Do you have a plan to vote?

Let us tell you the information you need to register and cast a ballot in D.C.

Gear Prudence: My commute takes me across intersections that regularly get blocked by inconsiderate drivers who get stuck in the middle of the intersection as the light changes because they were simply in too much of a hurry to wait the 30 seconds of the light cycle and would rather inconvenience everyone else who is trying to move perpendicular to their route. Aside from how to deal with the rage this instills in me, what’s the proper protocol for crossing an intersection when you have the green light, but a car is sitting right in front of you? —Bicycling Looking Ornery, Consistently Knowing Enormous Difficulties

Dear BLOCKED: Everything anyone has ever needed to know about dealing with being inconvenienced by awkwardly placed cars can be grokked through a careful re-examination of the Foo Fighters music video-qua mockery of breath mint advertisement for the song “Big Me.” You can either, with some puckish mates, hoist the vehicle to a more appropriate location less directly in your path or, conversely, open one of the car doors, trod forth, and caddishly traverse through the back seat of the vehicle.

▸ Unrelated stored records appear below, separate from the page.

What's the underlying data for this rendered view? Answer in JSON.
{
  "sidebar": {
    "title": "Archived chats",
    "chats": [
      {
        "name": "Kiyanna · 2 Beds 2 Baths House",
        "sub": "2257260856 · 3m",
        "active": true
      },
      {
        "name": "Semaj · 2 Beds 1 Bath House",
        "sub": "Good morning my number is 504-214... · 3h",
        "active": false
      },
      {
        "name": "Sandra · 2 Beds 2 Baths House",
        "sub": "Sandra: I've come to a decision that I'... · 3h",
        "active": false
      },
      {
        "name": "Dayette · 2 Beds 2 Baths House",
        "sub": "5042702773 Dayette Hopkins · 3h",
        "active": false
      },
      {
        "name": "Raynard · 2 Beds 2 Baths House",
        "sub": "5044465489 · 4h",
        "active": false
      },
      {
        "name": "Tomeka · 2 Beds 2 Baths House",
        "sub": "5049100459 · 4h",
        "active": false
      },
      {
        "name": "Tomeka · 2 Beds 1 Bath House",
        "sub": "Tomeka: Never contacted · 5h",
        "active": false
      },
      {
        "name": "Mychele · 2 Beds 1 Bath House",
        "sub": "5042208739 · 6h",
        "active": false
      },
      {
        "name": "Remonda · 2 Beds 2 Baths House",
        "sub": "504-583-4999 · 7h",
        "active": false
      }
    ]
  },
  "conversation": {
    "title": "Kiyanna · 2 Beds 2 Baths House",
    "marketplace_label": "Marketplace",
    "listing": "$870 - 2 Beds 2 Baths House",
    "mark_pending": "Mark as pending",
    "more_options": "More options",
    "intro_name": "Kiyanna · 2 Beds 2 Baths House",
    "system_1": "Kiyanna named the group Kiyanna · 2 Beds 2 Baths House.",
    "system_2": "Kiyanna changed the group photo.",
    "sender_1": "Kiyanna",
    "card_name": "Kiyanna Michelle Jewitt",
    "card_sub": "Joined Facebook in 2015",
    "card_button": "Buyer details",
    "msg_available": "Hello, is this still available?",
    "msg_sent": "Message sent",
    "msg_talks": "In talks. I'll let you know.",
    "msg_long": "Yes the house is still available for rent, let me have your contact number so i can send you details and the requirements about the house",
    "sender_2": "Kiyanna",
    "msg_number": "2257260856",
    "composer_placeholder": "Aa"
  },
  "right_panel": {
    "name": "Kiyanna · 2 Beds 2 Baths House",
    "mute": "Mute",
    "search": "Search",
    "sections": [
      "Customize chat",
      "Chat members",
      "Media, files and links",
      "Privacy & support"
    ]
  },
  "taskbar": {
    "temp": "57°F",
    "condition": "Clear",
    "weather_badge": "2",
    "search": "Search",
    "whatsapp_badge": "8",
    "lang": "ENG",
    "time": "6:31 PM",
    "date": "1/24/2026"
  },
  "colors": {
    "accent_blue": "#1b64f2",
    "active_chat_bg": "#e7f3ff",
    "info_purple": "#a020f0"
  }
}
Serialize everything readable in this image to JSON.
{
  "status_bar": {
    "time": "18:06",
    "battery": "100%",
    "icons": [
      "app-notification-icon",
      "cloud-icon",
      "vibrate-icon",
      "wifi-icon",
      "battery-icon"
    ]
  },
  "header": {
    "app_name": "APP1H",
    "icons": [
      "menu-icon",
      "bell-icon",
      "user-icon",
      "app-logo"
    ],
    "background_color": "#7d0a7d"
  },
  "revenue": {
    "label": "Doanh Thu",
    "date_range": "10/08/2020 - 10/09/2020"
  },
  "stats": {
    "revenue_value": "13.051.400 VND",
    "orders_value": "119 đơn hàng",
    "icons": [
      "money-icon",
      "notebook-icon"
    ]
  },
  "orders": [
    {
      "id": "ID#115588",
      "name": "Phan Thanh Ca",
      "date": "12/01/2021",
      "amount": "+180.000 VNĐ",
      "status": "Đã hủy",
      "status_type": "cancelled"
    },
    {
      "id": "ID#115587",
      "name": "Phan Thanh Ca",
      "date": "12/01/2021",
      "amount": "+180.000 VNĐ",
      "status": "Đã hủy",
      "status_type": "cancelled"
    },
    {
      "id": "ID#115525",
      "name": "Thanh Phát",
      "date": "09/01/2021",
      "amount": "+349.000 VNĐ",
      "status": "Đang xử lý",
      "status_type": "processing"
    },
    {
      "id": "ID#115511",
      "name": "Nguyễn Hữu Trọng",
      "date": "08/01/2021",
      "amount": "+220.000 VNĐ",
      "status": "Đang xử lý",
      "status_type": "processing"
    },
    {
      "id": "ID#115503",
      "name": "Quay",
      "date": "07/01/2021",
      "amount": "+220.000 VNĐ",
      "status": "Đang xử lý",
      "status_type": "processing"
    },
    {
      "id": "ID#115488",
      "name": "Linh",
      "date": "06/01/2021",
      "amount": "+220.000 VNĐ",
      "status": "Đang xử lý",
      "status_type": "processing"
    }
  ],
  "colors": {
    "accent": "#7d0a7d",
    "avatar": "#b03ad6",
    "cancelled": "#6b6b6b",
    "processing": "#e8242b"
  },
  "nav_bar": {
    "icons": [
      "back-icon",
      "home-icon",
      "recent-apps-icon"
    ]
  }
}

With either approach, though, you would be somewhat inhibited by your bicycle, an obstacle about which the Foo gave us little guidance.

Kennedy-era (the VJ, not the president) musings aside, you really have but three choices: 1) Wait for the driver to clear the intersection, 2) cut in front of the car, perhaps inhibiting the driver from forward movement if the traffic in the intersection clears, or 3) ride behind the car and maybe put yourself in a position where you impede the movement of others, namely drivers. Regarding the waiting option, there’s nothing wrong with patience, but it does seem a bit unfair that your progress is impeded by someone else’s callous disregard for good sense and civility. Consider this option only if you have something genuinely worthwhile to do, like popping a Mentos, dramatically rolling your eyes, and wistfully sighing at your plight. As for the “go in front” or “go behind” options, either is germane. Pick the one that most assures your safety and/or allows you to continue on your way most expediently. Often, the box-blocking driver will also be impeding pedestrians, and out of deference to them (and also because it’s generally faster not to cycle near pedestrians), it’s better to cross behind the offending car so as to avoid them. Never fret about potentially slowing a driver inconvenienced by a box-blocker. You’ll likely need less space than a driver anyway, so get to the front and through the intersection as quickly as possible. In situations where order breaks down, it’s best for the cyclist to get out of the way, even if that’s the most self-interested thing to do anyway. —GP

Gear Prudence is Brian McEntee, who blogs at talesfromthesharrows.blogspot.com and tweets at @sharrowsdc. Got a question about bicycling? Email gearprudence@washingtoncitypaper.com.